"Lumber I ended quietly when the DoC determined that the supposed subsidies were not industry-specific enough to warrant countervailing," I explained to space, because I'm like that.

"But of course, just like the cyclical star locusts of Omega 7, the matter didn't stay solved for long. Just four years later, in 1986, the world, or at least people deeply invested in softwood lumber, was yet again plunged into chaos in what we very imaginatively named Lumber II.

"Lumber III waited until 1991 to pounce and went on to stalk the forests of Canada-U.S. relations for five years before being put to rest by the first Softwood Lumber Agreement.

"Lumber IV: A New Kerfuffle burst onto the scene in 2001 and slowly wound its way through numerous WTO and NAFTA disputes before, at last, ending in the aforementioned 2006 Softwood Lumber Agreement.

"The general pattern is that it is eventually recognized by the WTO that the 'stumpage fees' Canadian companies pay when they log on Crown land, as well as other forest-maintenance costs, do not in fact constitute a subsidy. Rather, our stumpage-fee system allows Canada to account for a myriad of issues, ensuring the sustainability of our forestry industry and protecting the wood we hold so dear."

I was suddenly painfully aware that I was yelling about stumps to what I am absolutely convinced are many multitentacled lifeforms and, what with U.S.-Canada Softwood Lumber Trade Dispute V about to get a whole lot harder, it might be unwise to open up a war on another front and so I changed my tone.

"Quotas are imposed," I said gently, "the provinces are encouraged to adjust things a bit more to the United States' liking and we all move on, which – yes, hold your space-seahorses, Impatient Octoploids of the Dark Galaxy – brings us to today."

What makes this iteration of the U.S.-Canada Softwood lumber trade dispute novel? What is it about this one that may very well be different from the U.S.-Canada Softwood Lumber Trade Disputes of our youths, from the ones we studied in school, from the ones that cast a long softwood shadow over our lives and that have dominated our front pages since the dawn of the eighties?

It is a fact that to this day in Canada the early paper is referred to as "morning wood."

We have been through it softwood-lumber-wise. We know the drill – the sirens sound like chainsaws, the trenches are lined with fresh-scented cedar, the softwood bunkers are affordable and very pretty to look at, but possibly not all that practical.

So what is it about Softwood Lumber Trade Dispute V: The Empire Strikes Big League that has us all up in soft, woody arms?

Well, you see, Enlightened Frog Men of the 45th Millennium (you always ask the best questions), the people of the United States have decided to elect as their president a man with the mindset of a nine-year-old who has been told he can plan his own birthday party.

It looks pretty much like this:

"I want a Spider-Man party!"

"No, wait, pirates!"

"No, no, no, Spider Pirates!"
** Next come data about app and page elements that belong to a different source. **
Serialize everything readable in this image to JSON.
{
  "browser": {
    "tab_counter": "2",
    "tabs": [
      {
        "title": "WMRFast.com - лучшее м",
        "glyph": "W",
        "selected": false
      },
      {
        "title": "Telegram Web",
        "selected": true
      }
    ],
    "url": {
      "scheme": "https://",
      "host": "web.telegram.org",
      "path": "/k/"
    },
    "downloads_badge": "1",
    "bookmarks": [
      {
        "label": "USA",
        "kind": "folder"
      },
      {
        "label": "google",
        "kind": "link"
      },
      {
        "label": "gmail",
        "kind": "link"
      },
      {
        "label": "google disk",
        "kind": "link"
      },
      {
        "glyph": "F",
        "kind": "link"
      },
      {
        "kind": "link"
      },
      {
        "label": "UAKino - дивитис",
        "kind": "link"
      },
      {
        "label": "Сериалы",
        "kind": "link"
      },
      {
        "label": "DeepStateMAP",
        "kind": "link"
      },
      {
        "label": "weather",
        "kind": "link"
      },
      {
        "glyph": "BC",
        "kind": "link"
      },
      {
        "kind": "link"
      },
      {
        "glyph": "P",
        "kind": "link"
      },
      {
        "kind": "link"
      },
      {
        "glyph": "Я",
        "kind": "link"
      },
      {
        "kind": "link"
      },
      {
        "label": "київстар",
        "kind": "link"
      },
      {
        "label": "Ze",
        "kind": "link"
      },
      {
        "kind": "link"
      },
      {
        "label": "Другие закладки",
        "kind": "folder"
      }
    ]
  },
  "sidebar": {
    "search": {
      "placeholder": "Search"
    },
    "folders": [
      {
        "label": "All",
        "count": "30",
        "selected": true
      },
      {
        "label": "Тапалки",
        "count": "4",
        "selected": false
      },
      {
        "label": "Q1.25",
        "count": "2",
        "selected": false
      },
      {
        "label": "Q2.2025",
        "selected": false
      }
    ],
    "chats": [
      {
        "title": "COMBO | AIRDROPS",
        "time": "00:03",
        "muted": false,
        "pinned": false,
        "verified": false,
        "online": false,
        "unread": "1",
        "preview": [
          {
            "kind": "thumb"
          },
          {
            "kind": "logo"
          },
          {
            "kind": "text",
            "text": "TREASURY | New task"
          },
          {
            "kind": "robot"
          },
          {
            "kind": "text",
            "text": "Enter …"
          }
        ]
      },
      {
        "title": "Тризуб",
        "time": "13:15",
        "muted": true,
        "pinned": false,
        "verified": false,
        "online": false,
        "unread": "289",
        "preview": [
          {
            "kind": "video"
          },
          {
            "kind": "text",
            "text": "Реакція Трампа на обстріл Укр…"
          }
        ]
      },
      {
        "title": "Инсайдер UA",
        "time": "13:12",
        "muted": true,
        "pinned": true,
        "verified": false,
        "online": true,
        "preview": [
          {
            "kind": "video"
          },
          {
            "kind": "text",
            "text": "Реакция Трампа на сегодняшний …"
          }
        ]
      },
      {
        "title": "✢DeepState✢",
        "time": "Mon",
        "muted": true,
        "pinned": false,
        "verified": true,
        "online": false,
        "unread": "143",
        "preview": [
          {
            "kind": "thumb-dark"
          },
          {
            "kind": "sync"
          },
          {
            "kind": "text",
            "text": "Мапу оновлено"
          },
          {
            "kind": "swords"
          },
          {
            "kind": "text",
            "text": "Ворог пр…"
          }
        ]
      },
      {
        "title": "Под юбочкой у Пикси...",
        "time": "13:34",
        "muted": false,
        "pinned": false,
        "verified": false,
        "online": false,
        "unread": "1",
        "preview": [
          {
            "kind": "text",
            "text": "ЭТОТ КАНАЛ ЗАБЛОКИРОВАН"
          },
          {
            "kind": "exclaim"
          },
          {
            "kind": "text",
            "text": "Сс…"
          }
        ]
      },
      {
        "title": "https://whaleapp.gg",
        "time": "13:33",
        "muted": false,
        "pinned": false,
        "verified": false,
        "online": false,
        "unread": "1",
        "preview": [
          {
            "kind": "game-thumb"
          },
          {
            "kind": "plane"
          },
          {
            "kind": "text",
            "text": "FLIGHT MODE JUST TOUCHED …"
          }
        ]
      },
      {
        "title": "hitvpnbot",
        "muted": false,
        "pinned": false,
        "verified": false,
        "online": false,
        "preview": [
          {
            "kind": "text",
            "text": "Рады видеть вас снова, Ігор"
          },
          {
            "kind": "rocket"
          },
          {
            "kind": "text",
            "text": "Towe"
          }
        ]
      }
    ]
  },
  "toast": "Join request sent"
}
For several hours, the leader of the free world talked about how a "beautiful piece of chocolate cake" substantially improved the experience of ordering a cruise-missile strike.

Not long ago, we in Canada heard how totally different we were from the "very unfair" Mexico, but then, I imagine, someone starts talking wood at the dinner table at Mar-a-Lago and the man demands a beaver pinata at his festivities.

Some people have suggested that President Donald Trump is choosing to escalate the hundred-year U.S.-Canada softwood lumber dispute and threatening and then unthreatening to blow up NAFTA because he just wants to have done something in his first hundred days in office. These people are what we on Earth call "quite possibly right."

"Like the rest of the world," I wrapped things up for my alien audience, "we're not entirely sure what we're dealing with at this point in history, how far the bluster will go, so please, make some room up there, my tentacled space-neighbours. This might be the first U.S.-Canada Softwood Lumber Trade Dispute to go nuclear."

The U.S. is imposing tariffs averaging 20% on Canadian softwood exports